For some unknown reason, people believe that Fletcher Christian and William Bligh first met on The Bounty. In reality, these two had sailed twice to Jamaica before the famous Bounty voyage. Bligh had invited Christian to his home for dinner and he even “danced Bligh’s children on his knee.” On Bligh’s recommendation, Christian was appointed Master’s Mate of The Bounty. At the time of the Mutiny, most of The Bounty crew sided with Bligh. Fletcher Christian gave the Bounty crew a choice to either stay with him on The Bounty or join Bligh in the 23-foot long boat. Christian was quite surprised to see how many men wanted to remain with Captain Bligh.

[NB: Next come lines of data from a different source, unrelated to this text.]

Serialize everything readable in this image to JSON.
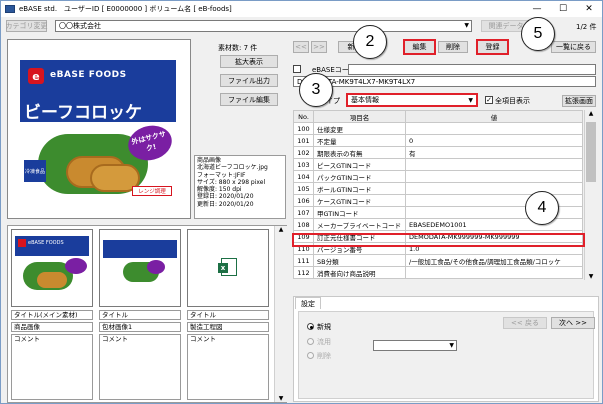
{
  "window": {
    "title": "eBASE std.　ユーザーID [ E0000000 ]  ボリューム名 [ eB-foods]",
    "min_glyph": "—",
    "max_glyph": "☐",
    "close_glyph": "✕"
  },
  "toolbar": {
    "category_button": "カテゴリ変更",
    "company_value": "〇〇株式会社",
    "related_data_button": "関連データ",
    "count": "1/2 件"
  },
  "left_panel": {
    "material_count": "素材数: 7 件",
    "enlarge_button": "拡大表示",
    "file_output_button": "ファイル出力",
    "file_edit_button": "ファイル編集",
    "product_image": {
      "brand": "eBASE FOODS",
      "logo_letter": "e",
      "product_name": "ビーフコロッケ",
      "badge": "外はサクサク!",
      "tag": "レンジ調理",
      "sub_label": "冷凍食品"
    },
    "file_info": [
      "商品画像",
      "北海道ビーフコロッケ.jpg",
      "フォーマット:JFIF",
      "サイズ: 880 x 298 pixel",
      "解像度: 150 dpi",
      "登録日: 2020/01/20",
      "更新日: 2020/01/20"
    ],
    "thumbnails": [
      {
        "title": "タイトル(メイン素材)",
        "name": "商品画像",
        "comment": "コメント"
      },
      {
        "title": "タイトル",
        "name": "包材画像1",
        "comment": "コメント"
      },
      {
        "title": "タイトル",
        "name": "製造工程図",
        "comment": "コメント"
      }
    ]
  },
  "right_panel": {
    "nav_prev": "<<",
    "nav_next": ">>",
    "new_button": "新",
    "edit_button": "編集",
    "delete_button": "削除",
    "register_button": "登録",
    "back_list_button": "一覧に戻る",
    "ebase_code_label": "eBASEコード",
    "ebase_code_value": "DEMODATA-MK9T4LX7-MK9T4LX7",
    "type_label": "タイプ",
    "type_value": "基本情報",
    "show_all_label": "全項目表示",
    "expand_button": "拡張画面",
    "table_headers": [
      "No.",
      "項目名",
      "値"
    ],
    "rows": [
      {
        "no": "100",
        "name": "仕様変更",
        "value": ""
      },
      {
        "no": "101",
        "name": "不定量",
        "value": "0"
      },
      {
        "no": "102",
        "name": "期限表示の有無",
        "value": "有"
      },
      {
        "no": "103",
        "name": "ピースGTINコード",
        "value": ""
      },
      {
        "no": "104",
        "name": "パックGTINコード",
        "value": ""
      },
      {
        "no": "105",
        "name": "ボールGTINコード",
        "value": ""
      },
      {
        "no": "106",
        "name": "ケースGTINコード",
        "value": ""
      },
      {
        "no": "107",
        "name": "甲GTINコード",
        "value": ""
      },
      {
        "no": "108",
        "name": "メーカープライベートコード",
        "value": "EBASEDEMO1001"
      },
      {
        "no": "109",
        "name": "訂正元仕様書コード",
        "value": "DEMODATA-MK999999-MK999999"
      },
      {
        "no": "110",
        "name": "バージョン番号",
        "value": "1.0"
      },
      {
        "no": "111",
        "name": "SB分類",
        "value": "/一般加工食品/その他食品/調理加工食品類/コロッケ"
      },
      {
        "no": "112",
        "name": "消費者向け商品説明",
        "value": ""
      }
    ],
    "settings_tab": "設定",
    "radio_new": "新規",
    "radio_copy": "流用",
    "radio_delete": "削除",
    "prev_button": "<< 戻る",
    "next_button": "次へ >>"
  },
  "callouts": [
    "2",
    "3",
    "4",
    "5"
  ]
}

Of The Bounty’s 44 crewmembers, only 18 joined Fletcher Christian and four more crewmembers wishing to go with Bligh were forcibly held back. When Fletcher Christian placed Bligh in that tiny 23-foot-long boat, so many of the men wanted to accompany Bligh, which created a real danger that the boat would capsize. Finally, the boat was loaded with only 18 men, a sextant, 4 cutlasses, 150 pounds of bread, 32 lbs. of pork, 6 quarts of rum, 6 bottles of wine, and 28 gallons of water.
An incredible maritime odyssey
After 47 long days at sea and 3,618 miles later, Captain William Bligh and the other castaways arrived at Timor (an island in South East Asia). During that time, only one man was lost when natives on the island of Tofua killed him. To accomplish this astonishing voyage, William Bligh was truly one of the great navigators of the British Royal Navy. Captain James Cook was a great cartographer. With all due respect, William Bligh was also considered a great cartographer of his time. After the Mutiny, much of the charting done by Bligh was destroyed and other charts were credited to other people. The book of James Norman Hall and Charles Nordhoff transformed the original story of The Mutiny on the Bounty. Their aim was to give this story more commercial appeal and a suite of Hollywood movies followed. In the 1935 Hollywood classic film Mutiny on the Bounty, you had to hate William Bligh (played by the great English actor Charles Laughton). He was disgusting, nasty and mean with a permanent vile look on his face. This is the image most people have of William Bligh. When the mutiny of The Bounty actually took place, William Bligh was a handsome 33 year-old Aristocratic looking man. It is customary procedure in the British Royal Navy that when a Captain loses his ship, for whatever reason it might be, he is court-martialed. At his court-martial, Bligh was quickly exonerated for the loss of The Bounty and soon after, he was promoted from Lieutenant to Commander. By the time of his death in 1817, he had risen to the rank of Vice-Admiral William Bligh, FRS, of Great Britain’s and King George the Third’s Royal Navy. The Bounty was a three-masted square-rigged sailing ship.
The inscription on Bligh’s grave reads:
To the memory of william Bligh esquire frs
Vice admiral of the blue
The celebrated navigator who first transplanted the bread fruit from Otahettte to the west Indies
Bravely fought the battles of his country and died beloved respected and lamented on the 7th day of December 1817 aged 64
Laurance Alexander Rudzinoff